===== Extracted entries =====

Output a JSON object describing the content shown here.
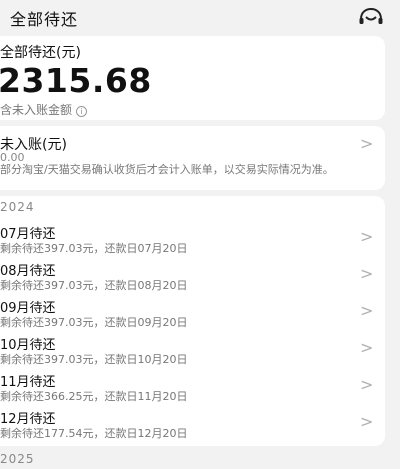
{
  "header": {
    "title": "全部待还",
    "support_icon": "headset-icon"
  },
  "total": {
    "label": "全部待还(元)",
    "amount": "2315.68",
    "note": "含未入账金额",
    "info_icon": "info-icon",
    "info_glyph": "i"
  },
  "pending": {
    "title": "未入账(元)",
    "amount": "0.00",
    "desc": "部分淘宝/天猫交易确认收货后才会计入账单，以交易实际情况为准。",
    "chevron": ">"
  },
  "list": {
    "year": "2024",
    "items": [
      {
        "title": "07月待还",
        "desc": "剩余待还397.03元，还款日07月20日",
        "chevron": ">"
      },
      {
        "title": "08月待还",
        "desc": "剩余待还397.03元，还款日08月20日",
        "chevron": ">"
      },
      {
        "title": "09月待还",
        "desc": "剩余待还397.03元，还款日09月20日",
        "chevron": ">"
      },
      {
        "title": "10月待还",
        "desc": "剩余待还397.03元，还款日10月20日",
        "chevron": ">"
      },
      {
        "title": "11月待还",
        "desc": "剩余待还366.25元，还款日11月20日",
        "chevron": ">"
      },
      {
        "title": "12月待还",
        "desc": "剩余待还177.54元，还款日12月20日",
        "chevron": ">"
      }
    ]
  },
  "next_year": "2025"
}
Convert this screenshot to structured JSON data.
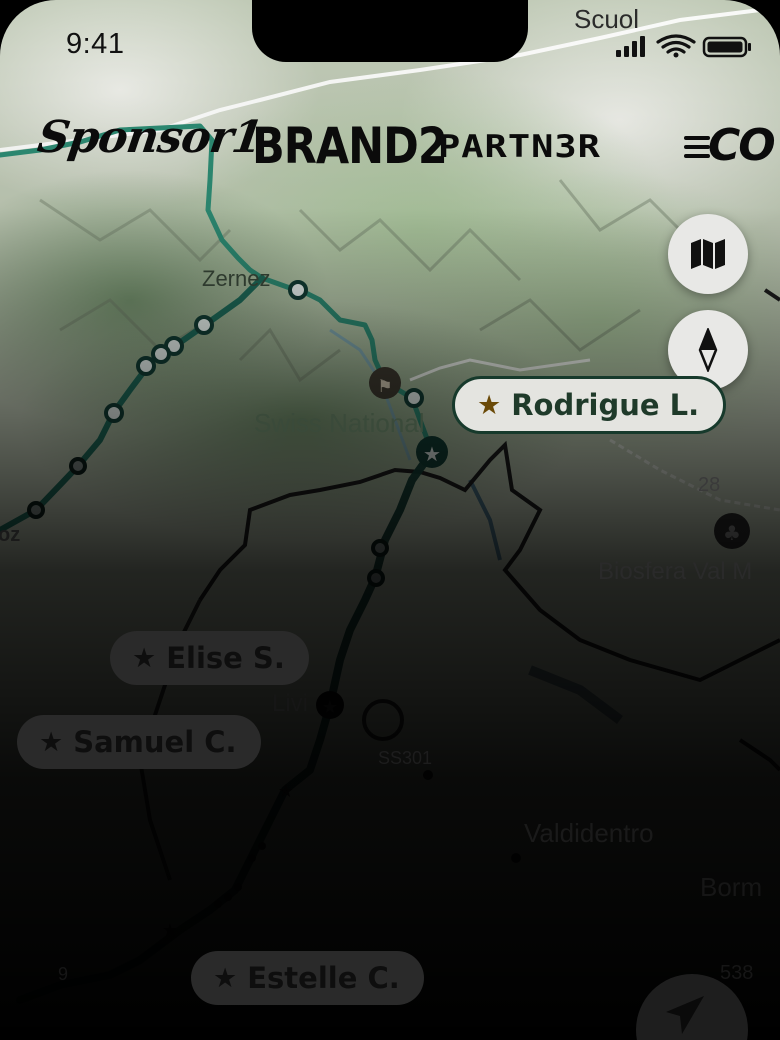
{
  "status_bar": {
    "time": "9:41"
  },
  "sponsors": [
    {
      "label": "Sponsor1"
    },
    {
      "label": "BRAND2"
    },
    {
      "label": "PARTN3R"
    },
    {
      "label": "CO"
    }
  ],
  "map": {
    "place_labels": {
      "scuol": "Scuol",
      "zernez": "Zernez",
      "swiss_national": "Swiss National",
      "biosfera": "Biosfera Val M",
      "livigno": "Livi",
      "valdidentro": "Valdidentro",
      "bormio": "Borm",
      "oz": "oz",
      "road_28": "28",
      "road_ss301": "SS301",
      "road_538": "538",
      "num_9": "9"
    }
  },
  "controls": {
    "map_layers": "map-layers",
    "compass": "compass",
    "locate": "locate"
  },
  "riders": [
    {
      "name": "Rodrigue L.",
      "icon": "star-icon",
      "active": true
    },
    {
      "name": "Elise S.",
      "icon": "star-icon",
      "active": false
    },
    {
      "name": "Samuel C.",
      "icon": "star-icon",
      "active": false
    },
    {
      "name": "Estelle C.",
      "icon": "star-icon",
      "active": false
    }
  ],
  "colors": {
    "route": "#2d8b73",
    "route_dark": "#123d34",
    "active_chip_text": "#1f3a2a",
    "active_star": "#6b4a08"
  }
}
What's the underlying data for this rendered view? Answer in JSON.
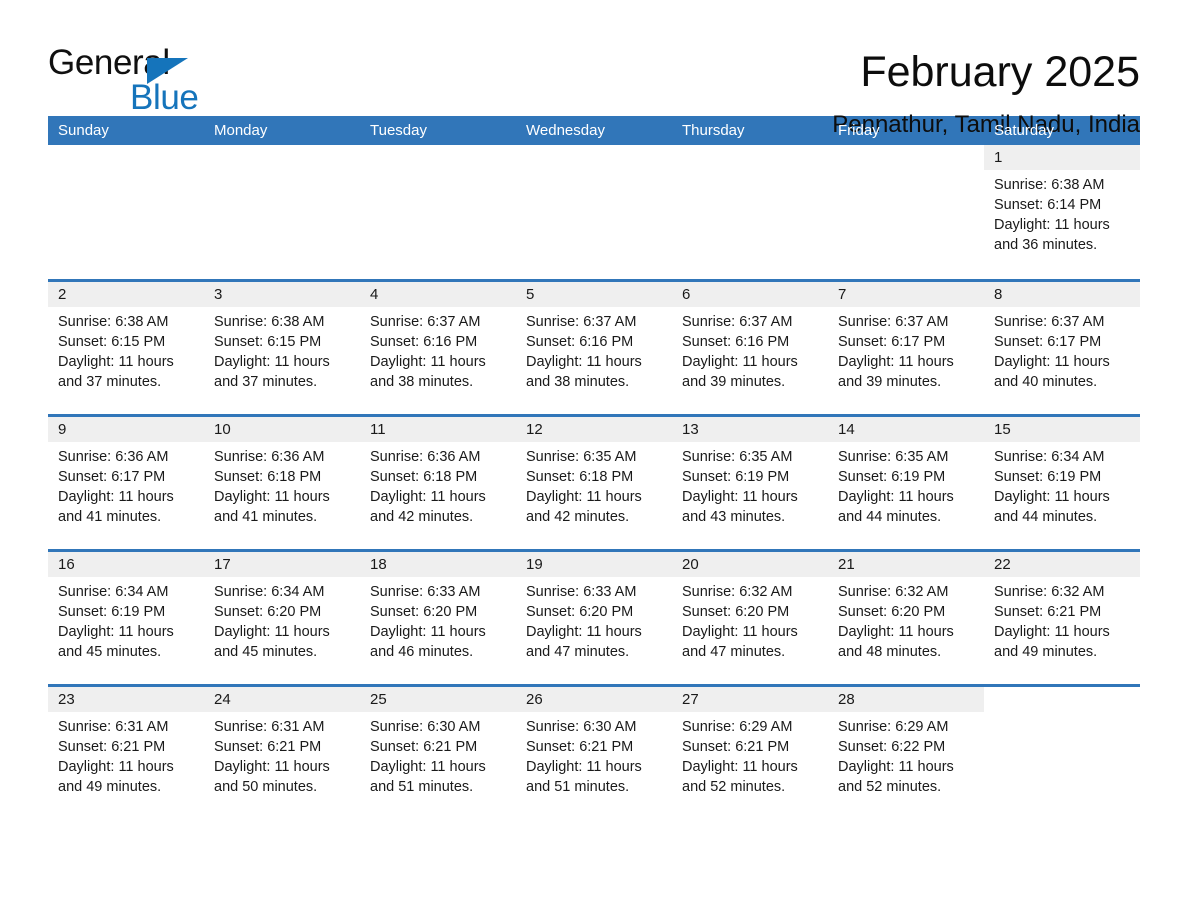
{
  "brand": {
    "name_part1": "General",
    "name_part2": "Blue",
    "accent_color": "#1574bb"
  },
  "header": {
    "title": "February 2025",
    "subtitle": "Pennathur, Tamil Nadu, India",
    "header_bg_color": "#3176b9"
  },
  "calendar": {
    "weekdays": [
      "Sunday",
      "Monday",
      "Tuesday",
      "Wednesday",
      "Thursday",
      "Friday",
      "Saturday"
    ],
    "weeks": [
      [
        {
          "day": "",
          "lines": []
        },
        {
          "day": "",
          "lines": []
        },
        {
          "day": "",
          "lines": []
        },
        {
          "day": "",
          "lines": []
        },
        {
          "day": "",
          "lines": []
        },
        {
          "day": "",
          "lines": []
        },
        {
          "day": "1",
          "lines": [
            "Sunrise: 6:38 AM",
            "Sunset: 6:14 PM",
            "Daylight: 11 hours and 36 minutes."
          ]
        }
      ],
      [
        {
          "day": "2",
          "lines": [
            "Sunrise: 6:38 AM",
            "Sunset: 6:15 PM",
            "Daylight: 11 hours and 37 minutes."
          ]
        },
        {
          "day": "3",
          "lines": [
            "Sunrise: 6:38 AM",
            "Sunset: 6:15 PM",
            "Daylight: 11 hours and 37 minutes."
          ]
        },
        {
          "day": "4",
          "lines": [
            "Sunrise: 6:37 AM",
            "Sunset: 6:16 PM",
            "Daylight: 11 hours and 38 minutes."
          ]
        },
        {
          "day": "5",
          "lines": [
            "Sunrise: 6:37 AM",
            "Sunset: 6:16 PM",
            "Daylight: 11 hours and 38 minutes."
          ]
        },
        {
          "day": "6",
          "lines": [
            "Sunrise: 6:37 AM",
            "Sunset: 6:16 PM",
            "Daylight: 11 hours and 39 minutes."
          ]
        },
        {
          "day": "7",
          "lines": [
            "Sunrise: 6:37 AM",
            "Sunset: 6:17 PM",
            "Daylight: 11 hours and 39 minutes."
          ]
        },
        {
          "day": "8",
          "lines": [
            "Sunrise: 6:37 AM",
            "Sunset: 6:17 PM",
            "Daylight: 11 hours and 40 minutes."
          ]
        }
      ],
      [
        {
          "day": "9",
          "lines": [
            "Sunrise: 6:36 AM",
            "Sunset: 6:17 PM",
            "Daylight: 11 hours and 41 minutes."
          ]
        },
        {
          "day": "10",
          "lines": [
            "Sunrise: 6:36 AM",
            "Sunset: 6:18 PM",
            "Daylight: 11 hours and 41 minutes."
          ]
        },
        {
          "day": "11",
          "lines": [
            "Sunrise: 6:36 AM",
            "Sunset: 6:18 PM",
            "Daylight: 11 hours and 42 minutes."
          ]
        },
        {
          "day": "12",
          "lines": [
            "Sunrise: 6:35 AM",
            "Sunset: 6:18 PM",
            "Daylight: 11 hours and 42 minutes."
          ]
        },
        {
          "day": "13",
          "lines": [
            "Sunrise: 6:35 AM",
            "Sunset: 6:19 PM",
            "Daylight: 11 hours and 43 minutes."
          ]
        },
        {
          "day": "14",
          "lines": [
            "Sunrise: 6:35 AM",
            "Sunset: 6:19 PM",
            "Daylight: 11 hours and 44 minutes."
          ]
        },
        {
          "day": "15",
          "lines": [
            "Sunrise: 6:34 AM",
            "Sunset: 6:19 PM",
            "Daylight: 11 hours and 44 minutes."
          ]
        }
      ],
      [
        {
          "day": "16",
          "lines": [
            "Sunrise: 6:34 AM",
            "Sunset: 6:19 PM",
            "Daylight: 11 hours and 45 minutes."
          ]
        },
        {
          "day": "17",
          "lines": [
            "Sunrise: 6:34 AM",
            "Sunset: 6:20 PM",
            "Daylight: 11 hours and 45 minutes."
          ]
        },
        {
          "day": "18",
          "lines": [
            "Sunrise: 6:33 AM",
            "Sunset: 6:20 PM",
            "Daylight: 11 hours and 46 minutes."
          ]
        },
        {
          "day": "19",
          "lines": [
            "Sunrise: 6:33 AM",
            "Sunset: 6:20 PM",
            "Daylight: 11 hours and 47 minutes."
          ]
        },
        {
          "day": "20",
          "lines": [
            "Sunrise: 6:32 AM",
            "Sunset: 6:20 PM",
            "Daylight: 11 hours and 47 minutes."
          ]
        },
        {
          "day": "21",
          "lines": [
            "Sunrise: 6:32 AM",
            "Sunset: 6:20 PM",
            "Daylight: 11 hours and 48 minutes."
          ]
        },
        {
          "day": "22",
          "lines": [
            "Sunrise: 6:32 AM",
            "Sunset: 6:21 PM",
            "Daylight: 11 hours and 49 minutes."
          ]
        }
      ],
      [
        {
          "day": "23",
          "lines": [
            "Sunrise: 6:31 AM",
            "Sunset: 6:21 PM",
            "Daylight: 11 hours and 49 minutes."
          ]
        },
        {
          "day": "24",
          "lines": [
            "Sunrise: 6:31 AM",
            "Sunset: 6:21 PM",
            "Daylight: 11 hours and 50 minutes."
          ]
        },
        {
          "day": "25",
          "lines": [
            "Sunrise: 6:30 AM",
            "Sunset: 6:21 PM",
            "Daylight: 11 hours and 51 minutes."
          ]
        },
        {
          "day": "26",
          "lines": [
            "Sunrise: 6:30 AM",
            "Sunset: 6:21 PM",
            "Daylight: 11 hours and 51 minutes."
          ]
        },
        {
          "day": "27",
          "lines": [
            "Sunrise: 6:29 AM",
            "Sunset: 6:21 PM",
            "Daylight: 11 hours and 52 minutes."
          ]
        },
        {
          "day": "28",
          "lines": [
            "Sunrise: 6:29 AM",
            "Sunset: 6:22 PM",
            "Daylight: 11 hours and 52 minutes."
          ]
        },
        {
          "day": "",
          "lines": []
        }
      ]
    ]
  }
}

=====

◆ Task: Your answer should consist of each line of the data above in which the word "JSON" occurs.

◆ Your response:
Output a JSON object describing the content shown here.
Convert this screenshot to structured JSON data.
What's the underlying data for this rendered view? Answer in JSON.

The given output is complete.